Young lively arms Edubray Ramos and Hector Neris have the potential to one day close, as does camp invitee Alberto Tirado. But I think the Phillies seem content with the veteran closing for now. This benefits them in a couple of ways.
The Phillies likely will look to trade veterans at the trade deadline. Gomez was not really a sought-after commodity in 2016, but there is a chance he could be dealt. I probably would have placed his value at its highest around the trade deadline last season, in the middle of a career year and with another year of control. Even if Gomez stays, there is benefit to the Phillies.
Using Neris in the closer role right away could artificially build his salary. As we saw with Gomez, almost any pitcher who can pitch to a 3.00 earned run average will accumulate saves on a team that does not score many runs. If the Phillies are looking at their payroll down the line, the arbitration years Neris goes through will be much more expensive as a closer. We saw with the Yankees and Dellin Betances that simply having “closer stuff” does not make for a closer payday. The Phillies probably want to be sure that the role fits Neris before committing dollars to him that may be better spent elsewhere.
So, I would say the job will belong to Gomez unless there is an injury or other unforeseen change.
Who will have a bigger impact – Howie Kendrick or Michael Saunders?

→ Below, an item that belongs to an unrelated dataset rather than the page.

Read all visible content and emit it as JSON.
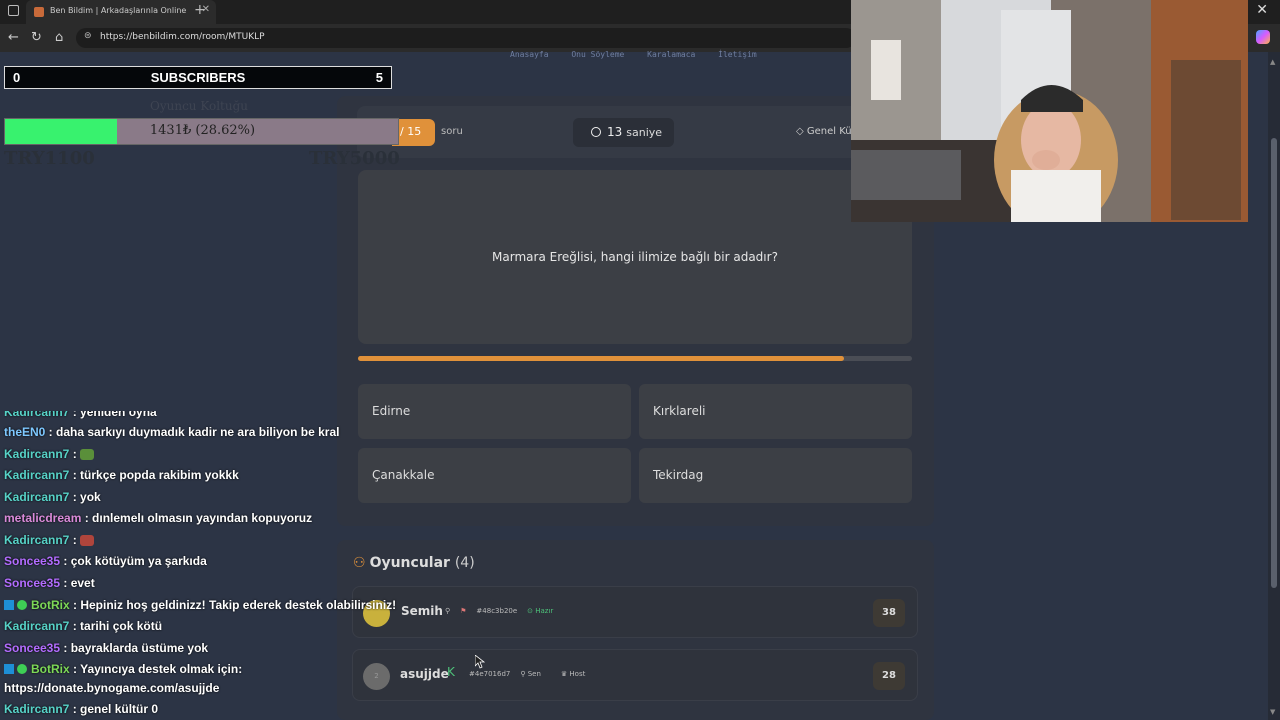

The Phillies added both players this offseason with a common goal: bring a steady veteran presence to the lineup. A year ago the Phillies fielded an Opening Day lineup that included Cedric Hunter in left field and Peter Bourjos in right field. Hunter lasted only briefly in the big leagues and Bourjos performed below expectations, minus one strong stretch mid-season. The Phillies simply had to do better, and Howie Kendrick and Michael Saunders were their answers.
The Phillies are only committed to either player for one season. If one fails, the Phillies can simply eat the money and move on. However, with their track records in the big leagues they both figure to be reliable veteran hitters.
Kendrick and Saunders each bring a different kind of bat to the Phillies lineup. Kendrick is right-handed, and tends to hit towards the top of the order. To balance left-handed and right-handed hitters, Kendrick probably will bat second in the Phillies lineup behind Cesar Hernandez, bumping Odubel Herrera to third and Maikel Franco to fourth. Joseph likely will hit fifth, but could occasionally flip-flop with Saunders when facing a tough right-handed pitcher.
Of the two, Kendrick is more likely to get on base. Saunders is more likely to hit a home run. Thinking of impact, Phillies fans might not see a flashy impact, but with both on the team, the Phillies lineup will function like a big league lineup around their young players. Without two major holes in the lineup, the Phillies will be much better in 2017. Consider both players’ impact to be about even.